**Material for this exercise:**
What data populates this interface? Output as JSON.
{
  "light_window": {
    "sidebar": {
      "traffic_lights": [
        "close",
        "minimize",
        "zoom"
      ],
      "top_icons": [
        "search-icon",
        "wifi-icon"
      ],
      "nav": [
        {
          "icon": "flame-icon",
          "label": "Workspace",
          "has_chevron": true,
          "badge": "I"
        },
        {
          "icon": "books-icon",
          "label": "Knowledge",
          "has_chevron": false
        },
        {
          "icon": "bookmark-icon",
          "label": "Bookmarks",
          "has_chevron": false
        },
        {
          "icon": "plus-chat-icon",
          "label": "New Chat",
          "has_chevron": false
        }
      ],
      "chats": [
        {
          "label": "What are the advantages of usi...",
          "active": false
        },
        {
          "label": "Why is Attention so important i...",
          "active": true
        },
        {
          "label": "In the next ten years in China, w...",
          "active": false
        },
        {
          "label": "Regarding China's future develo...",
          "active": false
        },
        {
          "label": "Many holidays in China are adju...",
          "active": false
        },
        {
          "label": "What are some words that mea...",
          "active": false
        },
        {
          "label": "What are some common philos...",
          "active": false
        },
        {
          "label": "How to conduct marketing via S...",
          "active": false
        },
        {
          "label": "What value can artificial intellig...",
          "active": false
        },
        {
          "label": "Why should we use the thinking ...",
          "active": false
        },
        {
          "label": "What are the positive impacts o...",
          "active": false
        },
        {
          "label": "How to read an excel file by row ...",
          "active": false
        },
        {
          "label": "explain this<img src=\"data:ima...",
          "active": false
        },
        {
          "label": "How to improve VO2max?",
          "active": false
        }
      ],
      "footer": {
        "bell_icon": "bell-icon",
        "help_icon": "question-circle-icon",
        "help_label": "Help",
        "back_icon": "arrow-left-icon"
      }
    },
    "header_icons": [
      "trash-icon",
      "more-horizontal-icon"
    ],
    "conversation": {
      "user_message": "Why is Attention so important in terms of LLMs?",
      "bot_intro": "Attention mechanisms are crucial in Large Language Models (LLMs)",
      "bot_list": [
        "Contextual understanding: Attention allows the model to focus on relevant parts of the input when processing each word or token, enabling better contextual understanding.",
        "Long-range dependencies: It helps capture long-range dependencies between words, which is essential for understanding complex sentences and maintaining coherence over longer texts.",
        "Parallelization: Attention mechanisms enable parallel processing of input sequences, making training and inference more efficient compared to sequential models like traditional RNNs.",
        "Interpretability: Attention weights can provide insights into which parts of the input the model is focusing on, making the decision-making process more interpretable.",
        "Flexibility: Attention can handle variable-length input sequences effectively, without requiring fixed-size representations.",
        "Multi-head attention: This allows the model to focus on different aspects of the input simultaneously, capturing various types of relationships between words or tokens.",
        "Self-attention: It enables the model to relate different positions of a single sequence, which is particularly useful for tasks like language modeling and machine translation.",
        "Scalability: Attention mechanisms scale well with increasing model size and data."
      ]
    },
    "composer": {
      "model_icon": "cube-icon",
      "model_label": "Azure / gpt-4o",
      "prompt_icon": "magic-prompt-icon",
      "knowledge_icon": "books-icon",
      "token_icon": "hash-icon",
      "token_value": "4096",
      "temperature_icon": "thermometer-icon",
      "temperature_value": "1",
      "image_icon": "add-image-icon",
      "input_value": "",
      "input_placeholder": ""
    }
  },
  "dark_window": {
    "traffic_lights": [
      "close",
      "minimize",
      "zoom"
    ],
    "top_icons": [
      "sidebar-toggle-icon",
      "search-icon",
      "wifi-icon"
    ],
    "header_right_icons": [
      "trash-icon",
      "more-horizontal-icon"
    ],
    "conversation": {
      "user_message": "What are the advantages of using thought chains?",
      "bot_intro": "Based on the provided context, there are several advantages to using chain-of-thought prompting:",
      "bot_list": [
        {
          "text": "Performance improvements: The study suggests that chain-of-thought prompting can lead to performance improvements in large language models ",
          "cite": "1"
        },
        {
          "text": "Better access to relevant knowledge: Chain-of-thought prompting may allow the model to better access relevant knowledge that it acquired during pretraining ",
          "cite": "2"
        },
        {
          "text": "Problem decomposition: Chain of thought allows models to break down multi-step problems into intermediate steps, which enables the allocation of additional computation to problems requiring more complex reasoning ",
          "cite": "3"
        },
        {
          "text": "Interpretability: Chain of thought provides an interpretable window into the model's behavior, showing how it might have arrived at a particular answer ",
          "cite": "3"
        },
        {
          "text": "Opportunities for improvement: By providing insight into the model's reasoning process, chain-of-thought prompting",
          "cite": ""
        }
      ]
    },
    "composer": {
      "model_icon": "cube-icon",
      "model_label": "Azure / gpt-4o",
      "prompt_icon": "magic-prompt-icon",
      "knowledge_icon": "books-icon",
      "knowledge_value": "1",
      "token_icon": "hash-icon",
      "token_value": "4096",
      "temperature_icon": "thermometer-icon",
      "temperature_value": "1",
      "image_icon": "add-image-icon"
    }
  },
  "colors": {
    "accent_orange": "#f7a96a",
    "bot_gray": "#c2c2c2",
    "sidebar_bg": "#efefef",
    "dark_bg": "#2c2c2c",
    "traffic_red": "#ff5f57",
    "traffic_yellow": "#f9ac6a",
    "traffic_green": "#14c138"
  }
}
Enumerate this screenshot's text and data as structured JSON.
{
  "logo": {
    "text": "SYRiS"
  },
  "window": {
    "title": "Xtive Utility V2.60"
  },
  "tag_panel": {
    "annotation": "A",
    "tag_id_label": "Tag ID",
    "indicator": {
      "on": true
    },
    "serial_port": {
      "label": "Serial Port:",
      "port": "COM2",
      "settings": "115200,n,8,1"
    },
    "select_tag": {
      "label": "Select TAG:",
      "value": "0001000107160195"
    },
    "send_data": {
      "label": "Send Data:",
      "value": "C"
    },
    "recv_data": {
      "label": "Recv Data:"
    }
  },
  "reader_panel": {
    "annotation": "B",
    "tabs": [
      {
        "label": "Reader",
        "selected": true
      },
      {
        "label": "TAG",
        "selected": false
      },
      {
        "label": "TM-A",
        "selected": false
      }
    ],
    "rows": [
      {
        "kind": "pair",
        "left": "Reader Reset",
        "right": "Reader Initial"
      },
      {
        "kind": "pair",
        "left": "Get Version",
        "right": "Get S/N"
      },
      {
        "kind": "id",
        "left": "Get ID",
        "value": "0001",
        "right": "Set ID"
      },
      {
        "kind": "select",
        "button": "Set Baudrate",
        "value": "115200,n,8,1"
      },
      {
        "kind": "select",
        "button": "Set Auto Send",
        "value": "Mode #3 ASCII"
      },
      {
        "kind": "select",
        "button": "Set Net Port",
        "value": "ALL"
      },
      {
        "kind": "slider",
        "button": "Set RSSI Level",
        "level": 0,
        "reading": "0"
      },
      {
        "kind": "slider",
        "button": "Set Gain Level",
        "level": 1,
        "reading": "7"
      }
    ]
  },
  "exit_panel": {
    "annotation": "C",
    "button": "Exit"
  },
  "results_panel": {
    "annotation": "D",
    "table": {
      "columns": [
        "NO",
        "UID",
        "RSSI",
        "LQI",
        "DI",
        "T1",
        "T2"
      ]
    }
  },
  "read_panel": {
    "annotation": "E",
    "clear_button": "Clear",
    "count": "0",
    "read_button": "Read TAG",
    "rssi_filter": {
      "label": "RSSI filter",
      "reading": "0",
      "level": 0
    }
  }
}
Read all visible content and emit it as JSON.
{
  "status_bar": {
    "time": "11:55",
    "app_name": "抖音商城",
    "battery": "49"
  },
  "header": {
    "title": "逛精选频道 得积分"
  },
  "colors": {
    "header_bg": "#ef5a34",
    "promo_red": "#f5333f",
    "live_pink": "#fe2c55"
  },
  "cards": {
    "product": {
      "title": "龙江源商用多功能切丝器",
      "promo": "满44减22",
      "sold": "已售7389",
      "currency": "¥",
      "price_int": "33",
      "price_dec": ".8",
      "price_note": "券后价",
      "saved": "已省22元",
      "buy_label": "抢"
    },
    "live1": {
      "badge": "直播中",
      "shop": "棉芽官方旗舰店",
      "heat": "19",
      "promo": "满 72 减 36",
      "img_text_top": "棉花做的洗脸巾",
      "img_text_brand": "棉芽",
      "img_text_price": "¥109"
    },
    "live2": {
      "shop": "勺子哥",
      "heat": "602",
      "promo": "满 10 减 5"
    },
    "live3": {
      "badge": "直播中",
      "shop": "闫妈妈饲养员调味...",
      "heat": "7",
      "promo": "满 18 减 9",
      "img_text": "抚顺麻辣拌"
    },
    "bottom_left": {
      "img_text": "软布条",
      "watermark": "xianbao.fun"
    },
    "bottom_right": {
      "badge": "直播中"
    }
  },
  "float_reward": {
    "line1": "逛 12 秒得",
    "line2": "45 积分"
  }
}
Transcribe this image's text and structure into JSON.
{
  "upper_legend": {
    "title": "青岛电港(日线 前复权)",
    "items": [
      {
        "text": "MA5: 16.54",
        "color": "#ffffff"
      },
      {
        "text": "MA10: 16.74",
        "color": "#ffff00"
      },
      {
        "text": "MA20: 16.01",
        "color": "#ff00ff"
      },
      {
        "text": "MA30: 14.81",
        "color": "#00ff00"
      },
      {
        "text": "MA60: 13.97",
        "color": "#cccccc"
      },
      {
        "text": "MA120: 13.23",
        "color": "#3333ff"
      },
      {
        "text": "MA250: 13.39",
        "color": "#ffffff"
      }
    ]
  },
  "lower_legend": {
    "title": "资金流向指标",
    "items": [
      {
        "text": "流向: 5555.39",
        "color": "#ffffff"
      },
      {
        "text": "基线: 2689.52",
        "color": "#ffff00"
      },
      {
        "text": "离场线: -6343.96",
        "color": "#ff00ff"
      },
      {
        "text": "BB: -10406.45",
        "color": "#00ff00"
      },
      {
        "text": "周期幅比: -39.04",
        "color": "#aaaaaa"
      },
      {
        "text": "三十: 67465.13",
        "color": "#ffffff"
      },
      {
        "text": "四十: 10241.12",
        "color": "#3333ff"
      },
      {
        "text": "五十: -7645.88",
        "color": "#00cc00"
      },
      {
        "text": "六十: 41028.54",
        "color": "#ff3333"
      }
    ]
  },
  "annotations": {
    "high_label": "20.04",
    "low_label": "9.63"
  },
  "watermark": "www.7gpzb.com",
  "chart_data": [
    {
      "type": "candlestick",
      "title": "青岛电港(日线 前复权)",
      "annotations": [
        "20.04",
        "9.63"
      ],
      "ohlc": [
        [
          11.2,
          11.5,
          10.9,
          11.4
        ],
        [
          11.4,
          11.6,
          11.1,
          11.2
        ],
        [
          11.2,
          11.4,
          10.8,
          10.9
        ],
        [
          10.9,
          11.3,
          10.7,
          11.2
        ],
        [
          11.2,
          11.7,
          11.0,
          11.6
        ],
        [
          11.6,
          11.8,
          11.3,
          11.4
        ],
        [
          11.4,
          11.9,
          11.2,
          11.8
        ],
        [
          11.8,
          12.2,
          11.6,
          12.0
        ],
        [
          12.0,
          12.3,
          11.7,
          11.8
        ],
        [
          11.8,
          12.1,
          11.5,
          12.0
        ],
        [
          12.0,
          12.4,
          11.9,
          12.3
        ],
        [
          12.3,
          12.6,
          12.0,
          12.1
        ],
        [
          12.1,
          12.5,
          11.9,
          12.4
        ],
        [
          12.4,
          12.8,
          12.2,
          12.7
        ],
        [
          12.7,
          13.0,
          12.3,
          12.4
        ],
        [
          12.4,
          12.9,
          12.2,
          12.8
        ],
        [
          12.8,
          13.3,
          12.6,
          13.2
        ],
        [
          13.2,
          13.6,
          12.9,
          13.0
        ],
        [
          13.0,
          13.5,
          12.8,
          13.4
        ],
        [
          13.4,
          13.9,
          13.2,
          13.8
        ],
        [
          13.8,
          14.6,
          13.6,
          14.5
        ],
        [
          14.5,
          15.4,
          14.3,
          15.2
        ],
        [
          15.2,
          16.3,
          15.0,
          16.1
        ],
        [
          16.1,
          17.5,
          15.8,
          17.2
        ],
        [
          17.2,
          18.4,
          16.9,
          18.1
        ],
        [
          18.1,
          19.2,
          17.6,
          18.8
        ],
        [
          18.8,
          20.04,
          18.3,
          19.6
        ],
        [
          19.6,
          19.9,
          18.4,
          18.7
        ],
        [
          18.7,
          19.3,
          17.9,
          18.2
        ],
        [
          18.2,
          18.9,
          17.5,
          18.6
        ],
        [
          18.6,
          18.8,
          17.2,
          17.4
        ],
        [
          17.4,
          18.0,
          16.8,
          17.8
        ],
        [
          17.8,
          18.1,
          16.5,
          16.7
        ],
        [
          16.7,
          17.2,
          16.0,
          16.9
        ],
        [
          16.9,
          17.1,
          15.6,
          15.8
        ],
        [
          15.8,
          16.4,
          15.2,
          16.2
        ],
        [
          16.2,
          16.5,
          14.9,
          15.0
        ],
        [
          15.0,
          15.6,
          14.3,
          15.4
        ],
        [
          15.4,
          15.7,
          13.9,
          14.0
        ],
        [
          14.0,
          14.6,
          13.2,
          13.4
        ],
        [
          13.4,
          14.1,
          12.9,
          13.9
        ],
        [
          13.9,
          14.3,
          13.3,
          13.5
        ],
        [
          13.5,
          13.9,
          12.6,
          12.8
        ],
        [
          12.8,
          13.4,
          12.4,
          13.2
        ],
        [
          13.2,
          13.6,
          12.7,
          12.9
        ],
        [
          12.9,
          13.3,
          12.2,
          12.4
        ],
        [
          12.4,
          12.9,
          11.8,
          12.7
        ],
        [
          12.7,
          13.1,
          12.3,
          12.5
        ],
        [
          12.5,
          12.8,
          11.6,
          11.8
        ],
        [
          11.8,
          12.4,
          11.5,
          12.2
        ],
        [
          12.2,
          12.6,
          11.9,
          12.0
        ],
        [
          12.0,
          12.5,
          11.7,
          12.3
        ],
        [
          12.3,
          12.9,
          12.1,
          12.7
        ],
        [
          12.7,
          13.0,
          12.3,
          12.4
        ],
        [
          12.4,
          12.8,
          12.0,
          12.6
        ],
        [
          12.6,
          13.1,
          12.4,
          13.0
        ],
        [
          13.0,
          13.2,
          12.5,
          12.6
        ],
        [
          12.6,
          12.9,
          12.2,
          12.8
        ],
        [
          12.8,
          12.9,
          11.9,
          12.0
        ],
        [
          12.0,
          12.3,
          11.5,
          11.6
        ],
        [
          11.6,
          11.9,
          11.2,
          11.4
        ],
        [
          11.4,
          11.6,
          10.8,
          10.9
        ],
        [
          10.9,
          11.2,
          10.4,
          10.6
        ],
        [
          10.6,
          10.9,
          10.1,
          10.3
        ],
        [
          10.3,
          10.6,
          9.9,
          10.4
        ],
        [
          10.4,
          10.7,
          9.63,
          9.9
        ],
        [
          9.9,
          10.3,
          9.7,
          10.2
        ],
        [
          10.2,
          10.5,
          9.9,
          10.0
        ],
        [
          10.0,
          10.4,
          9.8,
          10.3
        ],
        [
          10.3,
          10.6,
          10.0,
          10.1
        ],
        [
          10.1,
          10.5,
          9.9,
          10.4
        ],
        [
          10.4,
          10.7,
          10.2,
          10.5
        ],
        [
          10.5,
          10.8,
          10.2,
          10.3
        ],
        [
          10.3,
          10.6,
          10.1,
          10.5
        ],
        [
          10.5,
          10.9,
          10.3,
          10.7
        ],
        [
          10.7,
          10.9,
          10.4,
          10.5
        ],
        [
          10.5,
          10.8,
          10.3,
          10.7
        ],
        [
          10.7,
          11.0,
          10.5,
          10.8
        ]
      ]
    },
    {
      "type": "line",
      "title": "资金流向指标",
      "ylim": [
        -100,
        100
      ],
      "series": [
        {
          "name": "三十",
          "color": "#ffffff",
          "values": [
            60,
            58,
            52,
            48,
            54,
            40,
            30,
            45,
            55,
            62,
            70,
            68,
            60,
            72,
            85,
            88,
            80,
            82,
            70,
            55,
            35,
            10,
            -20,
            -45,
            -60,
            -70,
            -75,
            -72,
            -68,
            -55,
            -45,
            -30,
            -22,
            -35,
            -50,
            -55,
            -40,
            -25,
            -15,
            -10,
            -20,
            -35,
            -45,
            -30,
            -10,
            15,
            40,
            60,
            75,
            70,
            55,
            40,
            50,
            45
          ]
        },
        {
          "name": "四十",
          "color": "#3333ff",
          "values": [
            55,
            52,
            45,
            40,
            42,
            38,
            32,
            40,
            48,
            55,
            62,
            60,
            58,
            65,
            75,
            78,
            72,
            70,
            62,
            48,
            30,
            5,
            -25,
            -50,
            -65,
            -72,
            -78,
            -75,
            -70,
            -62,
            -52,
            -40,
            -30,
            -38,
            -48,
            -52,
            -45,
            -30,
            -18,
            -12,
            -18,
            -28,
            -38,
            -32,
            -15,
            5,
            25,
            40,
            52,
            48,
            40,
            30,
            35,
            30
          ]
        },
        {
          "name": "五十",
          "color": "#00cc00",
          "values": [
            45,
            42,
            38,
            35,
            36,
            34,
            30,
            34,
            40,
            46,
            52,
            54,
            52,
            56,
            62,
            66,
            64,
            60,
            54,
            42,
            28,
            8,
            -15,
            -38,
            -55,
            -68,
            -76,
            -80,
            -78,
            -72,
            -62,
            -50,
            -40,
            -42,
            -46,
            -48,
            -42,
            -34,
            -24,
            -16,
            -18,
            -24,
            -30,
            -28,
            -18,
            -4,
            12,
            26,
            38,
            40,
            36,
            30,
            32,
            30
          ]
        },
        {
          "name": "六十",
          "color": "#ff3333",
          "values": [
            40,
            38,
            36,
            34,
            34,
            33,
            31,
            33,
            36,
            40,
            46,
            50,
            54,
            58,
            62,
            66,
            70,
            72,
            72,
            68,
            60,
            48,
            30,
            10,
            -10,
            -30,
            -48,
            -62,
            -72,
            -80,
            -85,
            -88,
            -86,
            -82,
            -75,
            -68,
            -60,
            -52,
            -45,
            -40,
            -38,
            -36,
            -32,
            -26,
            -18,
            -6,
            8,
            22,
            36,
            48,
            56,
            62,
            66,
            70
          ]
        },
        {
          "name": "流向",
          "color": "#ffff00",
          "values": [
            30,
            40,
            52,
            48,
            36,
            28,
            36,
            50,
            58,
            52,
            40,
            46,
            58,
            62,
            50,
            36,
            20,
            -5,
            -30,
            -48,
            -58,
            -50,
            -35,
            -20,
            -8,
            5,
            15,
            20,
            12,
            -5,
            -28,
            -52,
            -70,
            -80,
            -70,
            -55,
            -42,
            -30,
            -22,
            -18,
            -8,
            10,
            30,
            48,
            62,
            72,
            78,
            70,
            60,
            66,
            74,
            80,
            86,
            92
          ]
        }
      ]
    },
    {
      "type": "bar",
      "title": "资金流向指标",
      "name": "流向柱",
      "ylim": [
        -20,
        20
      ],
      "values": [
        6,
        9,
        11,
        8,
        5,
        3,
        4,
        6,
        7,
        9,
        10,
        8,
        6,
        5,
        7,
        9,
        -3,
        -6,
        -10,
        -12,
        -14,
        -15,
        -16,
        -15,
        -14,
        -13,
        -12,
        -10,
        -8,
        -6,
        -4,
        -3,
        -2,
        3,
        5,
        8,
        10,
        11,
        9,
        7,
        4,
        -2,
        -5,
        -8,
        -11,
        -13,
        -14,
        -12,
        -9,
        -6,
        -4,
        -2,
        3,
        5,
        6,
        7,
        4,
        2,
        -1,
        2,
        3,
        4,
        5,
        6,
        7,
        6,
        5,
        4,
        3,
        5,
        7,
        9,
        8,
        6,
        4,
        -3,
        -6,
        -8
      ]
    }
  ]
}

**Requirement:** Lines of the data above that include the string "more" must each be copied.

**Response box:**
      "more-horizontal-icon"
        "Parallelization: Attention mechanisms enable parallel processing of input sequences, making training and inference more efficient compared to sequential models like traditional RNNs.",
        "Interpretability: Attention weights can provide insights into which parts of the input the model is focusing on, making the decision-making process more interpretable.",
      "more-horizontal-icon"
          "text": "Problem decomposition: Chain of thought allows models to break down multi-step problems into intermediate steps, which enables the allocation of additional computation to problems requiring more complex reasoning ",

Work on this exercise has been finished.